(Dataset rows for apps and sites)
_ _ _

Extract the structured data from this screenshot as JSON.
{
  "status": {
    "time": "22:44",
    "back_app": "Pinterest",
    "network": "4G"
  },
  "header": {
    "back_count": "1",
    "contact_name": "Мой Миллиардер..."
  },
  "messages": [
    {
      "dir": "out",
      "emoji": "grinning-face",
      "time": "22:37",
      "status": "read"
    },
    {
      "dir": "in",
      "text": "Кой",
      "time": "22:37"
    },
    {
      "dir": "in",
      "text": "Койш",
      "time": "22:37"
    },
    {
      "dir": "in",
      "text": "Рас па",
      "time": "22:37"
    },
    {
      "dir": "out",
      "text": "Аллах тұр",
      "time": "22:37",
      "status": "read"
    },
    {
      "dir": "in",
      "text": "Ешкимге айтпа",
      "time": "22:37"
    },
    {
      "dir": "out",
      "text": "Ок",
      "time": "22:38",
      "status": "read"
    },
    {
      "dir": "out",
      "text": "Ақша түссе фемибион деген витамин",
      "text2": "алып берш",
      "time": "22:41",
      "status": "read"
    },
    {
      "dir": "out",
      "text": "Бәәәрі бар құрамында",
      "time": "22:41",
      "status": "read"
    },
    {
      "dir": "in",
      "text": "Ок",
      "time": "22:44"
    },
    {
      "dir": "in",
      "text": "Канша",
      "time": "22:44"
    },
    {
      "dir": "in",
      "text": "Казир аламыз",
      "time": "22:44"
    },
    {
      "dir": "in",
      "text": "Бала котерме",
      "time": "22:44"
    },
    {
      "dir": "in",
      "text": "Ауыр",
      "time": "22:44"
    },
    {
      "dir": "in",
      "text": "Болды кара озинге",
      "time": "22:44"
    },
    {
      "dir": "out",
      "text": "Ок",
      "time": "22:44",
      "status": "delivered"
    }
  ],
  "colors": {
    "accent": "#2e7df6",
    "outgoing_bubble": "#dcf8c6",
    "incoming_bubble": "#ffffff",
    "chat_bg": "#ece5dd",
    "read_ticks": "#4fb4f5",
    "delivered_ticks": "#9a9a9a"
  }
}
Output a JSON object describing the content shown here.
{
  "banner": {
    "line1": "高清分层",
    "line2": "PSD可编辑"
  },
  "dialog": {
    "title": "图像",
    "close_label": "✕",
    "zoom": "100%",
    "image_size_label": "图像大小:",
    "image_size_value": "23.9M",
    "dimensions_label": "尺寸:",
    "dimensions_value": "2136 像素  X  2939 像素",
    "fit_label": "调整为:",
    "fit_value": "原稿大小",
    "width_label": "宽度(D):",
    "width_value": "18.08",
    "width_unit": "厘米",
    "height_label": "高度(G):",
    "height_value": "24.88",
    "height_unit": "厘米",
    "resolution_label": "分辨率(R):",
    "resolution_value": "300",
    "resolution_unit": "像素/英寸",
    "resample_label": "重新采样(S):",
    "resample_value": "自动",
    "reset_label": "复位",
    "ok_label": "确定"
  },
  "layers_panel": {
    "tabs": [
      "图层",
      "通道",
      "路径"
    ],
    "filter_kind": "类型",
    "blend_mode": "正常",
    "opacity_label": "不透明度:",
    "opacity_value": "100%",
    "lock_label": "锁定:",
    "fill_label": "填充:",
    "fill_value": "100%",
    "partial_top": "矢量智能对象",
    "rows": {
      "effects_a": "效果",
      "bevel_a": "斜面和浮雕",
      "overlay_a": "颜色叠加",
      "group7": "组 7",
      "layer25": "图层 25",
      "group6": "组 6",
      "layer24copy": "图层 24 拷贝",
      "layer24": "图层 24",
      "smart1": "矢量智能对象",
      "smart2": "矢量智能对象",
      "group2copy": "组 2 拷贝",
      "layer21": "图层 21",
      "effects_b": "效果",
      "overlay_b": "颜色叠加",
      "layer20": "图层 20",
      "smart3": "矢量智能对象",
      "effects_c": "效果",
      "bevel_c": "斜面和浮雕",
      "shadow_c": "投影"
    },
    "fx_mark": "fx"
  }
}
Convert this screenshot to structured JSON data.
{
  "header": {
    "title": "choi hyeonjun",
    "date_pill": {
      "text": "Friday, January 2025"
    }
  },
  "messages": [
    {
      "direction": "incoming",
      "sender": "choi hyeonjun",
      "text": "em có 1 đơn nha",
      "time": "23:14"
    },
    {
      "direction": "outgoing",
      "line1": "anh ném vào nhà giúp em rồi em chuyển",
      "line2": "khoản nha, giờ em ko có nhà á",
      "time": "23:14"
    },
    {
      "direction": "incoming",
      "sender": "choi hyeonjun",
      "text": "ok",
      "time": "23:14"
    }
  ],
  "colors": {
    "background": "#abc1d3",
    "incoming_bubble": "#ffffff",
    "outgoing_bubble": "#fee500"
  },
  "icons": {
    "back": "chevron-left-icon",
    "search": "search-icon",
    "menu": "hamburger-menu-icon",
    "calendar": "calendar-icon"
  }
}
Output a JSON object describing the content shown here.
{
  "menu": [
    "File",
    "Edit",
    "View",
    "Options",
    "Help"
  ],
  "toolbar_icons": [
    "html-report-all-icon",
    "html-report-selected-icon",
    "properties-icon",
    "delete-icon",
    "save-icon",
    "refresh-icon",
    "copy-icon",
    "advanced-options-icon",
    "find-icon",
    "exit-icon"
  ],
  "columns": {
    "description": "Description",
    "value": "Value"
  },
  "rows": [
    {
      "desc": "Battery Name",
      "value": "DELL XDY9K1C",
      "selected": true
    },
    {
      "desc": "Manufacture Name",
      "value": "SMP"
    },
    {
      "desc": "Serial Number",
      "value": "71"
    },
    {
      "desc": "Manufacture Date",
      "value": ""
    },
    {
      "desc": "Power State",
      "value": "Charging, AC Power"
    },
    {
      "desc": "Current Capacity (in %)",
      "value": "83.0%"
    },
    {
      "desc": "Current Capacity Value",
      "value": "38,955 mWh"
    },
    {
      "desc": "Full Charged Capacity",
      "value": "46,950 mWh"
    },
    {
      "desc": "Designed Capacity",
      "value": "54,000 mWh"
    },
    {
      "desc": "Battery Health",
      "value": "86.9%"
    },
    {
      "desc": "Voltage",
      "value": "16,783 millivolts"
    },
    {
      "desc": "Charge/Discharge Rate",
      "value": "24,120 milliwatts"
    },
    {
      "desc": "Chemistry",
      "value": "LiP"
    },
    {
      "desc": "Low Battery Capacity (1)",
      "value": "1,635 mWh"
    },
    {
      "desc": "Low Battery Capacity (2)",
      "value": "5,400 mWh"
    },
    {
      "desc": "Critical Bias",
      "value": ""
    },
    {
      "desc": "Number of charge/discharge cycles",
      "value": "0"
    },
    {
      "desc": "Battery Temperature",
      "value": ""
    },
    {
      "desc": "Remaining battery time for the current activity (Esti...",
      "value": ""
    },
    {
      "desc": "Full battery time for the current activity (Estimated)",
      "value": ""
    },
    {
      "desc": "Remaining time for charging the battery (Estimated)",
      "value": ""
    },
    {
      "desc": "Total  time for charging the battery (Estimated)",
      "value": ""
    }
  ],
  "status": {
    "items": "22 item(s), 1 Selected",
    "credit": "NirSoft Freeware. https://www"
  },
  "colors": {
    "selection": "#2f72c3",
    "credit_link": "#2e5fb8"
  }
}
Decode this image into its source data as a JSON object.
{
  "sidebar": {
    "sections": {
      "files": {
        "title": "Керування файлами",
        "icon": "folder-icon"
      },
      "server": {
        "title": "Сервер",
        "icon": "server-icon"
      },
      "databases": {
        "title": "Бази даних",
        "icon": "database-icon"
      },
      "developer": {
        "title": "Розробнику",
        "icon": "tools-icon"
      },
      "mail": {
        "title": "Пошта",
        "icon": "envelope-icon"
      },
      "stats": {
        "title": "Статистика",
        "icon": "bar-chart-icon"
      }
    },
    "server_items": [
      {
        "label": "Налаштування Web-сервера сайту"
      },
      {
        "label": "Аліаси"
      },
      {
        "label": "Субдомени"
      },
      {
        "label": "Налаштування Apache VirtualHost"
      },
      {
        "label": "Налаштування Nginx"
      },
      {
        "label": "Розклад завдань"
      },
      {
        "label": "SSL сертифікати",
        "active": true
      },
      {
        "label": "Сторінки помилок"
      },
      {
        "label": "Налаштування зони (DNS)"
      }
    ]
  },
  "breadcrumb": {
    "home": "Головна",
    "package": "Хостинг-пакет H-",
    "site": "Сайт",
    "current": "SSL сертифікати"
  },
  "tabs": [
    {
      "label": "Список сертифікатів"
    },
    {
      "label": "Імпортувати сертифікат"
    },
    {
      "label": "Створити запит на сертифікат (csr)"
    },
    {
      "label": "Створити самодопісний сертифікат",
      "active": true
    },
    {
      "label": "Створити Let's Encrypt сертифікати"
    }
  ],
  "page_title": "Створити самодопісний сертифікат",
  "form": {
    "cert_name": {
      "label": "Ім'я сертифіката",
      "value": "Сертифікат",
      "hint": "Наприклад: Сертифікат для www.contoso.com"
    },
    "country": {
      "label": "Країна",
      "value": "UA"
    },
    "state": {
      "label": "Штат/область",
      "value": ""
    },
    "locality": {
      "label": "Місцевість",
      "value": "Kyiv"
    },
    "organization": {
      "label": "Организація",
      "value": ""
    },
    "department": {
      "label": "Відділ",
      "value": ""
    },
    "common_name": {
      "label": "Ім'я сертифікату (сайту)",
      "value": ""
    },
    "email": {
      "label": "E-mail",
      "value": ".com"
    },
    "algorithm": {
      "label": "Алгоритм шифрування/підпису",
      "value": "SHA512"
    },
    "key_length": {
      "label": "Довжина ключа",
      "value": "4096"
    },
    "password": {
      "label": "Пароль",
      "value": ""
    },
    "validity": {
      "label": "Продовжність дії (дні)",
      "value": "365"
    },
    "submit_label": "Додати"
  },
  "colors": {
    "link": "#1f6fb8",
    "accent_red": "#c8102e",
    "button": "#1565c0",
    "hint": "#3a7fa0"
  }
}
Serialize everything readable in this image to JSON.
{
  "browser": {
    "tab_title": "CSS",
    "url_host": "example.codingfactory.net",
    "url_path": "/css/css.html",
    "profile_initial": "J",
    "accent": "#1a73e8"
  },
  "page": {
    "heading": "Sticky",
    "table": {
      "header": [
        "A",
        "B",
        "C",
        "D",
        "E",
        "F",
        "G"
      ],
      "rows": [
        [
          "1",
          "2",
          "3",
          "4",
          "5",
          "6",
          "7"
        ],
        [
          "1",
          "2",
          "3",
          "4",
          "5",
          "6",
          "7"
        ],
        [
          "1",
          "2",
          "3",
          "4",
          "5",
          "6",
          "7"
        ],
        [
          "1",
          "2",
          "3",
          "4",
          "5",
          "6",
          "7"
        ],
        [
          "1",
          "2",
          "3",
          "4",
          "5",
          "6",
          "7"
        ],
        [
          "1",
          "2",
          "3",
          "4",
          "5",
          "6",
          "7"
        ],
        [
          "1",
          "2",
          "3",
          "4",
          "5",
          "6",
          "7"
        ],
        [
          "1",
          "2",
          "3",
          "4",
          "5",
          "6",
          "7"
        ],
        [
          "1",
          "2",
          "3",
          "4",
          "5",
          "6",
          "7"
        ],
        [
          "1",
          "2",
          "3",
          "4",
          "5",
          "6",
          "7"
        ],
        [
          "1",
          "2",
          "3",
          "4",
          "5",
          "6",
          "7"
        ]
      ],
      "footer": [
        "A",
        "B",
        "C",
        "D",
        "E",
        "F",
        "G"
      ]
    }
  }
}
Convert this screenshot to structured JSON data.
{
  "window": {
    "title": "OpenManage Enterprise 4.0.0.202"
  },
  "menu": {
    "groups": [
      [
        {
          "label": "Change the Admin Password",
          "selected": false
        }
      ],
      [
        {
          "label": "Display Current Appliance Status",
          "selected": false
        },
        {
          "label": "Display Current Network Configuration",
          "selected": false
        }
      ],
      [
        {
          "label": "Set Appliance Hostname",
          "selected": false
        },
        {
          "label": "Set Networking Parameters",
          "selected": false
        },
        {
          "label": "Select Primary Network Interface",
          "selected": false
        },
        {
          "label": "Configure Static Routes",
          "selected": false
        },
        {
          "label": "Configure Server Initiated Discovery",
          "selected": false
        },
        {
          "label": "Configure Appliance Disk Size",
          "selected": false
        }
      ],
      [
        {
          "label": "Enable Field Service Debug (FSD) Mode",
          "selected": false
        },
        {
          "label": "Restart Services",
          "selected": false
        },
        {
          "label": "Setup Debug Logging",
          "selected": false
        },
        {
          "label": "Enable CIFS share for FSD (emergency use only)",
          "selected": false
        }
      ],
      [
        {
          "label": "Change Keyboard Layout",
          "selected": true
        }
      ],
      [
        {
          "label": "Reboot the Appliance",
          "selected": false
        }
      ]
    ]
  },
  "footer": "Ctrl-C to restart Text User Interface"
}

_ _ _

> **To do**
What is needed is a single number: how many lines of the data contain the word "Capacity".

> **Task output**
6